opCallback(lcb_t instance, int cbtype, const lcb_RESPBASE *rb) {
    fprintf(stderr, "%.*s: %s... ", (int)rb->nkey, rb->key, lcb_strcbtype(cbtype));
    if (rb->rc != LCB_SUCCESS) {
        fprintf(stderr, "%s\n", lcb_strerror(NULL, rb->rc));
    } else {
        fprintf(stderr, "OK");
        if (cbtype == LCB_CALLBACK_GET) {
            const lcb_RESPGET *rg = (const lcb_RESPGET *)rb;
            fprintf(stderr, "... Value: %.*s\n", (int)rg->nvalue, rg->value);
        } else {
            fprintf(stderr, "\n");

int storeAndRetrieveKey()
    assert(lcb_version_g >= 0x020506 && "This example requires 2.5.6 or greater");

    lcb_t instance;
    struct lcb_create_st options;
    memset(&options, 0, sizeof options);
    options.version = 3;
    options.v.v3.connstr = "couchbase://localhost/bucketname";
    options.v.v3.username = "mark";
    options.v.v3.passwd = "s3cr3t";
    lcb_error_t rc = lcb_create(&instance, &options);
    lcb_create(&instance, &options);

    lcb_install_callback3(instance, LCB_CALLBACK_GET, opCallback);
    lcb_install_callback3(instance, LCB_CALLBACK_STORE, opCallback);

    lcb_CMDSTORE scmd = { 0 };
    LCB_CMD_SET_KEY(&scmd, "key", 3);
    LCB_CMD_SET_VALUE(&scmd, "true", 4);
    scmd.operation = LCB_SET;
    lcb_store3(instance, NULL, &scmd);

    lcb_CMDGET gcmd = { 0 };
    LCB_CMD_SET_KEY(&gcmd, "key", 3);
    lcb_get3(instance, NULL, &gcmd);

    return 0;

Scheduling, Blocking and non-blocking

The library is designed to be non-blocking. As opposed to a blocking API where API calls themselves perform the operations and return results, the C SDK’s non-blocking API schedules the operation, with the result of the operation being passed to a callback which is invoked when ready. The readiness and completion of an operation will only happen when the library has had a chance to send the operation to the server and await a response from the network.

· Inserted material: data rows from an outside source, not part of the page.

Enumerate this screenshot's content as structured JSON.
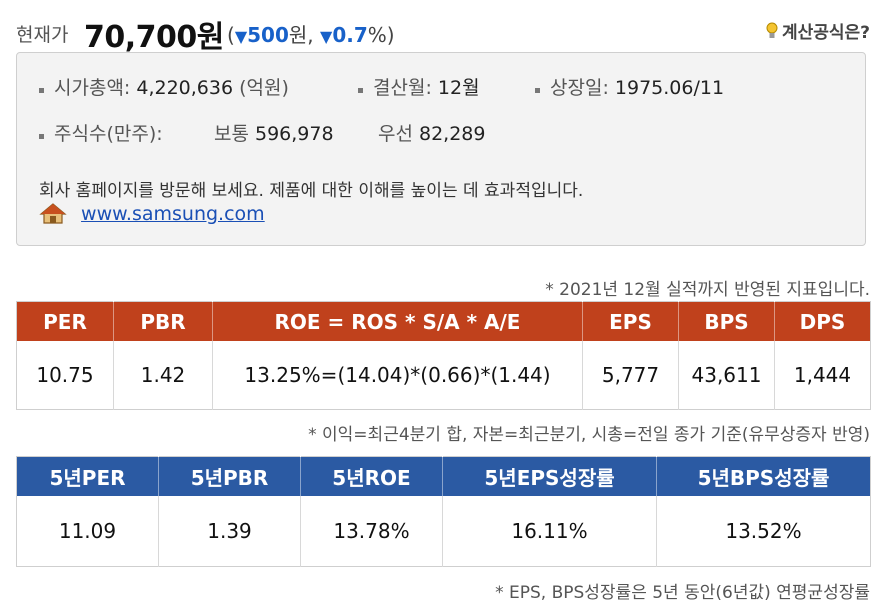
{
  "header": {
    "current_price_label": "현재가",
    "current_price": "70,700원",
    "change_open": "(",
    "change_arrow": "▼",
    "change_amount": "500",
    "change_amount_unit": "원, ",
    "change_arrow2": "▼",
    "change_percent": "0.7",
    "change_percent_unit": "%)",
    "calc_formula_link": "계산공식은?"
  },
  "info": {
    "market_cap_label": "시가총액: ",
    "market_cap_value": "4,220,636",
    "market_cap_unit": " (억원)",
    "fiscal_month_label": "결산월: ",
    "fiscal_month_value": "12월",
    "listing_date_label": "상장일: ",
    "listing_date_value": "1975.06/11",
    "shares_label": "주식수(만주):",
    "common_label": "보통 ",
    "common_value": "596,978",
    "preferred_label": "우선 ",
    "preferred_value": "82,289",
    "description": "회사 홈페이지를 방문해 보세요. 제품에 대한 이해를 높이는 데 효과적입니다.",
    "website": "www.samsung.com"
  },
  "notes": {
    "basis": "* 2021년 12월 실적까지 반영된 지표입니다.",
    "calc_basis": "* 이익=최근4분기 합, 자본=최근분기, 시총=전일 종가 기준(유무상증자 반영)",
    "growth_basis": "* EPS, BPS성장률은 5년 동안(6년값) 연평균성장률"
  },
  "ratios": {
    "headers": [
      "PER",
      "PBR",
      "ROE = ROS * S/A * A/E",
      "EPS",
      "BPS",
      "DPS"
    ],
    "values": [
      "10.75",
      "1.42",
      "13.25%=(14.04)*(0.66)*(1.44)",
      "5,777",
      "43,611",
      "1,444"
    ]
  },
  "five_year": {
    "headers": [
      "5년PER",
      "5년PBR",
      "5년ROE",
      "5년EPS성장률",
      "5년BPS성장률"
    ],
    "values": [
      "11.09",
      "1.39",
      "13.78%",
      "16.11%",
      "13.52%"
    ]
  },
  "colors": {
    "ratio_header_bg": "#c0411c",
    "five_year_header_bg": "#2b5aa3",
    "price_down": "#1861c9",
    "link": "#1a4fb5"
  }
}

Most operations in the library do not execute the operation immediately, but rather schedule it to be executed when it is possible to perform network I/O.

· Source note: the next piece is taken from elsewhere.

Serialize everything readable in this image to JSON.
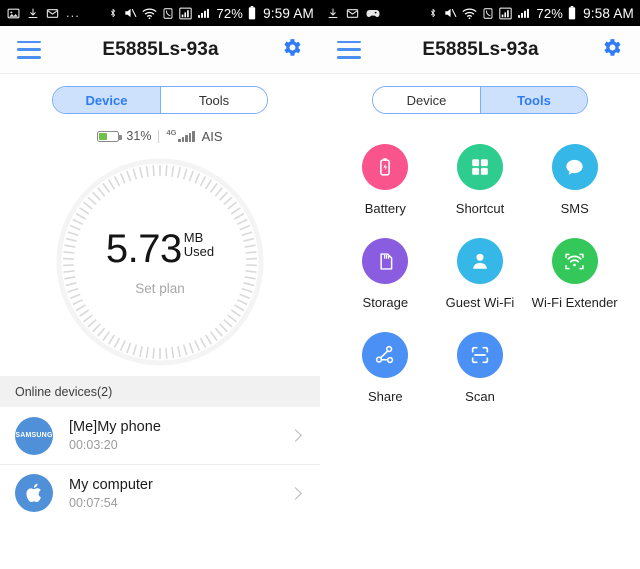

The lcb_wait() function will instruct the library to send all scheduled operations to the cluster and await the results for those operations. As results become available, designated callbacks (specified using lcb_install_callback3()) are invoked with the results.

If your application is built on top of an event loop (for example, libev) you can integrate the C SDK to perform its I/O within the context of your event loop, avoiding the need to block for I/O with lcb_wait().

Library Handle and Server Connections

Almost all operations within the library are done with a library handle of type lcb_t. The lcb_t is a handle representing a connection to a single bucket (though it is possible to access other buckets as well for certain operations).

An lcb_t is created using the lcb_create() function. Once created the handle must be connected: lcb_connect() schedules the connection and lcb_wait waits for the connection to complete. Once lcb_wait returns, lcb_get_bootstrap_status may be used to determine if the connection completed successfully.

Once the handle has been successfully connected it may then be used for data access.

When the library handle is no longer needed, it can be destroyed via lcb_destroy().

API Reference

The API reference is generated for each version. The API reference for version 2.8.7 is at http://docs.couchbase.com/sdk-api/couchbase-c-client-2.8.7